  • etbe certified marcel as Journeyer
  • etbe certified Sam as Journeyer
  • etbe certified jaq as Journeyer
  • etbe certified dopey as Journeyer
  • etbe certified joey as Master
  • etbe certified rkrishnan as Journeyer
  • etbe certified Netsnipe as Master
  • etbe certified claviola as Master
  • etbe certified cjwatson as Master
  • etbe certified cmiller as Master
  • etbe certified evo as Master
  • etbe certified baux as Journeyer
  • etbe certified aaronl as Master
  • etbe certified cdub as Master
  • etbe certified kroah as Master
  • etbe certified neurogato as Apprentice
  • etbe certified omnic as Journeyer
  • etbe certified knghtbrd as Master
  • etbe certified hands as Master
  • etbe certified jooon as Journeyer
  • etbe certified zx64 as Journeyer
  • etbe certified slef as Master
  • etbe certified mirwin as Apprentice
  • etbe certified mentifex as Apprentice

Others have certified etbe as follows:

  • etbe certified etbe as Master
  • ajv certified etbe as Master
  • taj certified etbe as Master
  • faye certified etbe as Master
  • paul certified etbe as Master
  • Guillaume certified etbe as Journeyer
  • acme certified etbe as Journeyer
  • Joy certified etbe as Journeyer
  • claviola certified etbe as Master
  • walters certified etbe as Journeyer
  • mdz certified etbe as Journeyer
  • kmcmartin certified etbe as Master
  • srivasta certified etbe as Master
  • neil certified etbe as Master
  • kroah certified etbe as Master
  • cdub certified etbe as Master
  • rkrishnan certified etbe as Master
  • Sam certified etbe as Master
  • jaq certified etbe as Journeyer
  • jooon certified etbe as Master
  • dopey certified etbe as Journeyer
  • omnic certified etbe as Journeyer
  • zx64 certified etbe as Master
  • seeS certified etbe as Master
  • Netsnipe certified etbe as Master
  • cjwatson certified etbe as Master
  • LaForge certified etbe as Master
  • futaris certified etbe as Master
  • timriker certified etbe as Master
  • domi certified etbe as Master
  • byte certified etbe as Master
  • tc certified etbe as Master
  • pasky certified etbe as Journeyer
  • trs80 certified etbe as Master
  • fxn certified etbe as Master
  • joey certified etbe as Journeyer
  • ncm certified etbe as Journeyer
  • dwmw2 certified etbe as Master
  • lkcl certified etbe as Master
  • Pizza certified etbe as Master
  • mattl certified etbe as Journeyer
  • Mmarquee certified etbe as Master
  • slef certified etbe as Master
  • Funklord certified etbe as Master

[ Certification disabled because you're not logged in. ]

New Advogato Features

New HTML Parser: The long-awaited libxml2 based HTML parser code is live.
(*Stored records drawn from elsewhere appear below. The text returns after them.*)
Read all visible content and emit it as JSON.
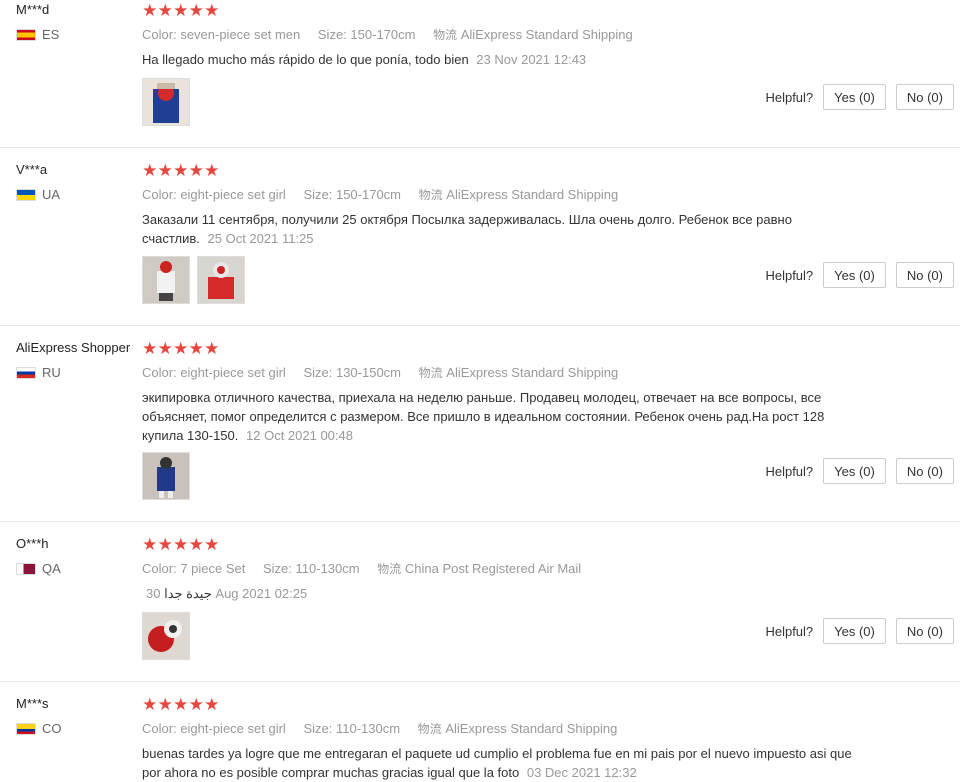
{
  "labels": {
    "color": "Color:",
    "size": "Size:",
    "shipping": "物流",
    "helpful": "Helpful?"
  },
  "star_count": 5,
  "reviews": [
    {
      "user": "M***d",
      "country": "ES",
      "flag_colors": [
        "#c60b1e",
        "#ffc400",
        "#c60b1e"
      ],
      "color": "seven-piece set men",
      "size": "150-170cm",
      "shipping": "AliExpress Standard Shipping",
      "text": "Ha llegado mucho más rápido de lo que ponía, todo bien",
      "date": "23 Nov 2021 12:43",
      "yes": "Yes (0)",
      "no": "No (0)"
    },
    {
      "user": "V***a",
      "country": "UA",
      "flag_colors": [
        "#0057b7",
        "#ffd700"
      ],
      "color": "eight-piece set girl",
      "size": "150-170cm",
      "shipping": "AliExpress Standard Shipping",
      "text": "Заказали 11 сентября, получили 25 октября Посылка задерживалась. Шла очень долго. Ребенок все равно счастлив.",
      "date": "25 Oct 2021 11:25",
      "yes": "Yes (0)",
      "no": "No (0)"
    },
    {
      "user": "AliExpress Shopper",
      "country": "RU",
      "flag_colors": [
        "#ffffff",
        "#0039a6",
        "#d52b1e"
      ],
      "color": "eight-piece set girl",
      "size": "130-150cm",
      "shipping": "AliExpress Standard Shipping",
      "text": "экипировка отличного качества, приехала на неделю раньше. Продавец молодец, отвечает на все вопросы, все объясняет, помог определится с размером. Все пришло в идеальном состоянии. Ребенок очень рад.На рост 128 купила 130-150.",
      "date": "12 Oct 2021 00:48",
      "yes": "Yes (0)",
      "no": "No (0)"
    },
    {
      "user": "O***h",
      "country": "QA",
      "flag_colors": [
        "#ffffff",
        "#8a1538"
      ],
      "color": "7 piece Set",
      "size": "110-130cm",
      "shipping": "China Post Registered Air Mail",
      "text": "جيدة جدا",
      "date": "30 Aug 2021 02:25",
      "yes": "Yes (0)",
      "no": "No (0)"
    },
    {
      "user": "M***s",
      "country": "CO",
      "flag_colors": [
        "#fcd116",
        "#003893",
        "#ce1126"
      ],
      "color": "eight-piece set girl",
      "size": "110-130cm",
      "shipping": "AliExpress Standard Shipping",
      "text": "buenas tardes ya logre que me entregaran el paquete ud cumplio el problema fue en mi pais por el nuevo impuesto asi que por ahora no es posible comprar muchas gracias igual que la foto",
      "date": "03 Dec 2021 12:32",
      "yes": "",
      "no": ""
    }
  ]
}
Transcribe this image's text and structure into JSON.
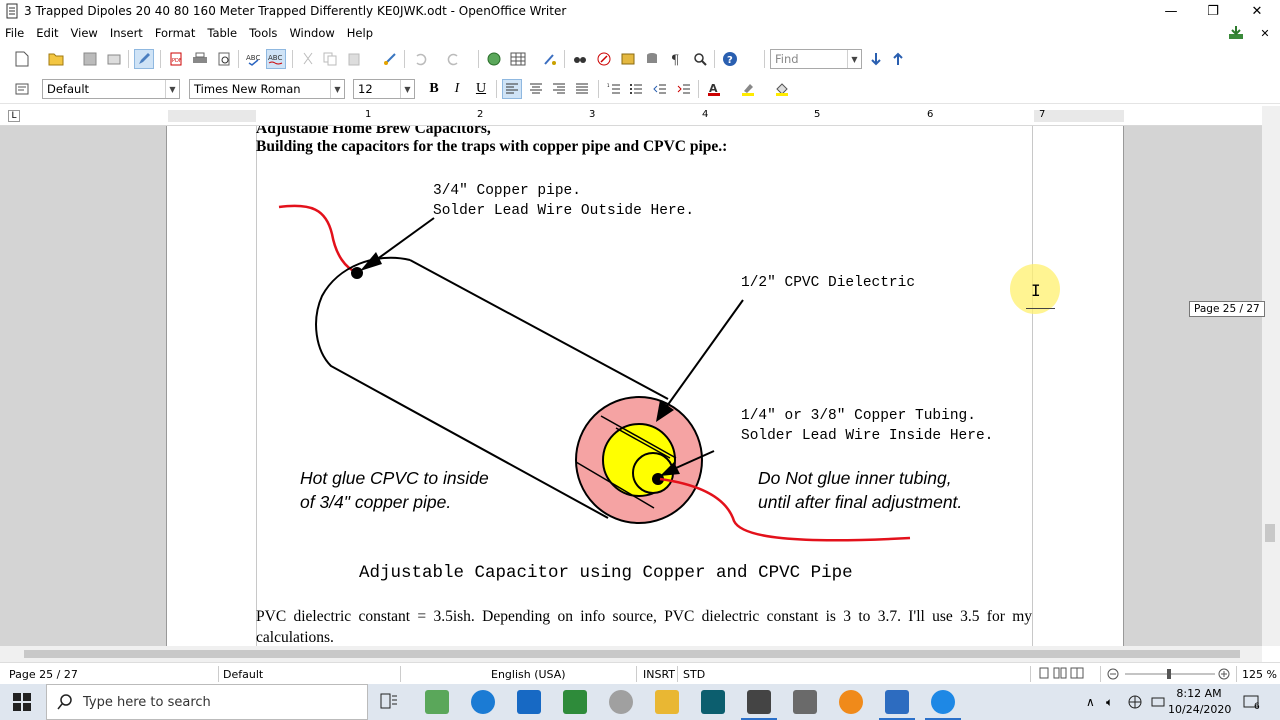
{
  "window": {
    "title": "3 Trapped Dipoles 20 40 80 160 Meter Trapped Differently KE0JWK.odt - OpenOffice Writer",
    "minimize": "—",
    "restore": "❐",
    "close": "✕"
  },
  "menu": {
    "items": [
      {
        "label": "File"
      },
      {
        "label": "Edit"
      },
      {
        "label": "View"
      },
      {
        "label": "Insert"
      },
      {
        "label": "Format"
      },
      {
        "label": "Table"
      },
      {
        "label": "Tools"
      },
      {
        "label": "Window"
      },
      {
        "label": "Help"
      }
    ]
  },
  "toolbar": {
    "find_placeholder": "Find"
  },
  "format_bar": {
    "style": "Default",
    "font": "Times New Roman",
    "size": "12"
  },
  "ruler": {
    "numbers": [
      "1",
      "2",
      "3",
      "4",
      "5",
      "6",
      "7"
    ]
  },
  "document": {
    "heading_cut": "Adjustable Home Brew Capacitors,",
    "heading": "Building the capacitors for the traps with copper pipe and CPVC pipe.:",
    "figure": {
      "label_copper_1": "3/4\" Copper pipe.",
      "label_copper_2": "Solder Lead Wire Outside Here.",
      "label_cpvc": "1/2\" CPVC Dielectric",
      "label_tubing_1": "1/4\" or 3/8\" Copper Tubing.",
      "label_tubing_2": "Solder Lead Wire Inside Here.",
      "note_left_1": "Hot glue CPVC to inside",
      "note_left_2": "of 3/4\" copper pipe.",
      "note_right_1": "Do Not glue inner tubing,",
      "note_right_2": "until after final adjustment.",
      "caption": "Adjustable Capacitor using Copper and CPVC Pipe",
      "colors": {
        "wire": "#e3111b",
        "outer": "#f5a3a3",
        "inner": "#ffff00",
        "line": "#000000"
      }
    },
    "paragraph": "PVC dielectric constant = 3.5ish. Depending on info source, PVC dielectric constant is 3 to 3.7. I'll use 3.5 for my calculations."
  },
  "page_tooltip": "Page 25 / 27",
  "status": {
    "page": "Page 25 / 27",
    "style": "Default",
    "language": "English (USA)",
    "insert": "INSRT",
    "mode": "STD",
    "zoom": "125 %"
  },
  "taskbar": {
    "search_placeholder": "Type here to search",
    "time": "8:12 AM",
    "date": "10/24/2020",
    "notification_count": "6"
  }
}
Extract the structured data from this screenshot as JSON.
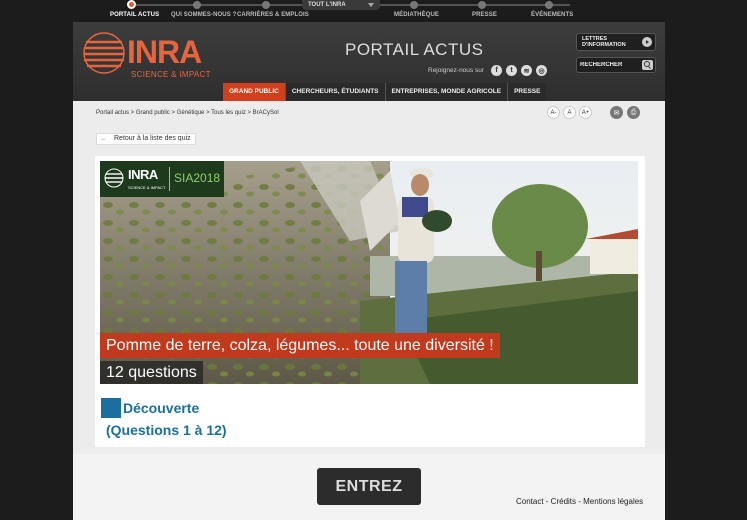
{
  "top_nav": {
    "items": [
      {
        "label": "PORTAIL ACTUS",
        "active": true
      },
      {
        "label": "QUI SOMMES-NOUS ?"
      },
      {
        "label": "CARRIÈRES & EMPLOIS"
      },
      {
        "label": "MÉDIATHÈQUE"
      },
      {
        "label": "PRESSE"
      },
      {
        "label": "ÉVÉNEMENTS"
      }
    ],
    "dropdown_label": "TOUT L'INRA"
  },
  "header": {
    "logo_text": "INRA",
    "logo_tagline": "SCIENCE & IMPACT",
    "portal_title": "PORTAIL ACTUS",
    "social_text": "Rejoignez-nous sur",
    "social": [
      {
        "icon": "facebook-icon",
        "glyph": "f"
      },
      {
        "icon": "twitter-icon",
        "glyph": "t"
      },
      {
        "icon": "rss-icon",
        "glyph": "≋"
      },
      {
        "icon": "instagram-icon",
        "glyph": "◎"
      }
    ],
    "newsletter_line1": "LETTRES",
    "newsletter_line2": "D'INFORMATION",
    "search_placeholder": "RECHERCHER",
    "tabs": [
      "GRAND PUBLIC",
      "CHERCHEURS, ÉTUDIANTS",
      "ENTREPRISES, MONDE AGRICOLE",
      "PRESSE"
    ]
  },
  "breadcrumb": "Portail actus > Grand public > Génétique > Tous les quiz > BrACySol",
  "font_controls": [
    "A-",
    "A",
    "A+"
  ],
  "back_link": "Retour à la liste des quiz",
  "banner": {
    "badge_logo": "INRA",
    "badge_tagline": "SCIENCE & IMPACT",
    "badge_year": "SIA2018",
    "quiz_title": "Pomme de terre, colza, légumes... toute une diversité !",
    "quiz_count": "12 questions"
  },
  "section": {
    "title": "Découverte",
    "range": "(Questions 1 à 12)"
  },
  "footer": {
    "enter_label": "ENTREZ",
    "links": "Contact - Crédits - Mentions légales"
  },
  "colors": {
    "accent": "#d1401c",
    "brand": "#e8643c",
    "link_blue": "#1a6fa0"
  }
}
It needs further work but already handles most markup better than the original parser.

Keep up with the latest Advogato features by reading the Advogato status blog.

If you're a C programmer with some spare time, take a look at the mod_virgule project page and help us with one of the tasks on the ToDo list!

X
Share this page